Imagine if cooking required such a high barrier to entry. We would all be eating microwave food. Cooking engages all 5 senses and makes the right procedure and the wrong procedure quickly stick in your brain. The human brain learns best when engaging multiple senses. It can understand systems when different stimuli make good vs. bad obvious.
Now, I know this seems impossible. Since all the code runs in a browser or on a server, how can it connect to our senses? And I don’t mean watching a <div> zoom around a screen while you toggle its CSS properties. That doesn’t encourage learning.
I also would have thought that imaginary numbers from math were impossible to connect to human senses. Remember i, i²,i³, and i?? Seems like a new system that you just need to memorize in order to apply.
Instead, Kalid Azad from BetterExplained uses a graph with an x and y axis to help you visualize the “imaginary” dimension. Now, the concept of imaginary numbers is tied directly to a familiar concept. No memorization needed.
On the surface, it might seem like web development already has a perfect system for feedback. After all, as soon as you refresh your browser or type “npm start” into the console, you get an immediate response.
In the cooking analogy, let’s say you are trying to perfectly cook a chicken breast for your meal. Instead, you burn it. What could have gone wrong?
Your burnt product at the end gives you no clue as to what went wrong. Only years of experience or countless attempts using trial and error will help you figure out what went wrong.
Here is the error message you would get if this happened in a command prompt:
That is not going to help with debugging! It encourages learning by trial and error until, hours later, you figure it out. Instead, you need a feedback system that alerts you to the impact of each decision:
The visual above shows that on step 2, “Highest Temp”, something went wrong that ruined the output.
This rich network of possible decisions is already embedded in the brain of expert chefs. And even intermediate web developers can read an error message and focus their debugging efforts on one part of the script. But beginners have no similar instinct, and today, they only learn from hours of trial and error with intermittent feedback.
Again, this may seem impossible to pull off in a text editor or online editor like CodePen. But, Bret Victor’s famous essay Learnable Programming has already outlined an entire framework for helping new programmers get feedback on every line of code in their script as soon as they are typed.
If you are in high school or college, you can deal with a sub-par level of teaching. You just need to prepare for the next test, and you have a support network of fellow students. You are evaluated on whether you can get a score on a test, not whether you can get paid to practice the skill in real-life.
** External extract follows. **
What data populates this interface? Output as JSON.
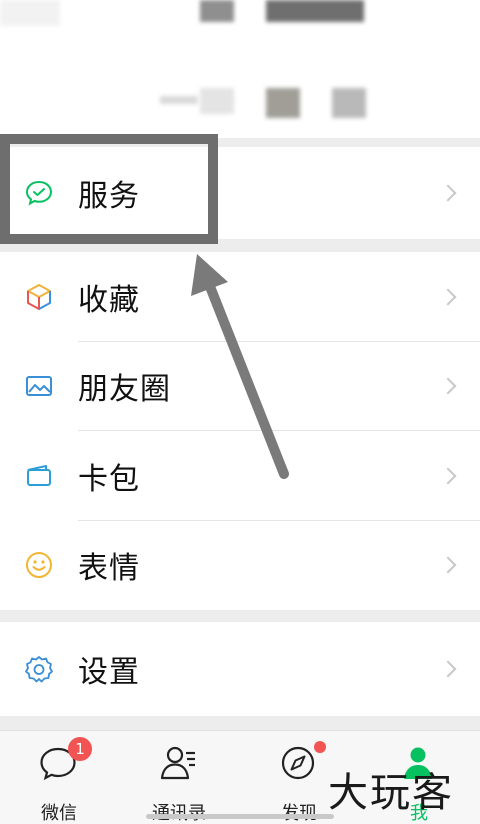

But if you are a self-taught web developer, you probably face different circumstances. You have a limited amount of time, and you are going to need to prove your entire skillset by building a real app or passing a test during a job interview. There is no concept of studying for a test and then moving on.
As the online education industry grows and more adults are forced to learn new skills online, I predict that the power will shift towards the learners.There will be increasing pressure on online education companies to improve the learning experience itself.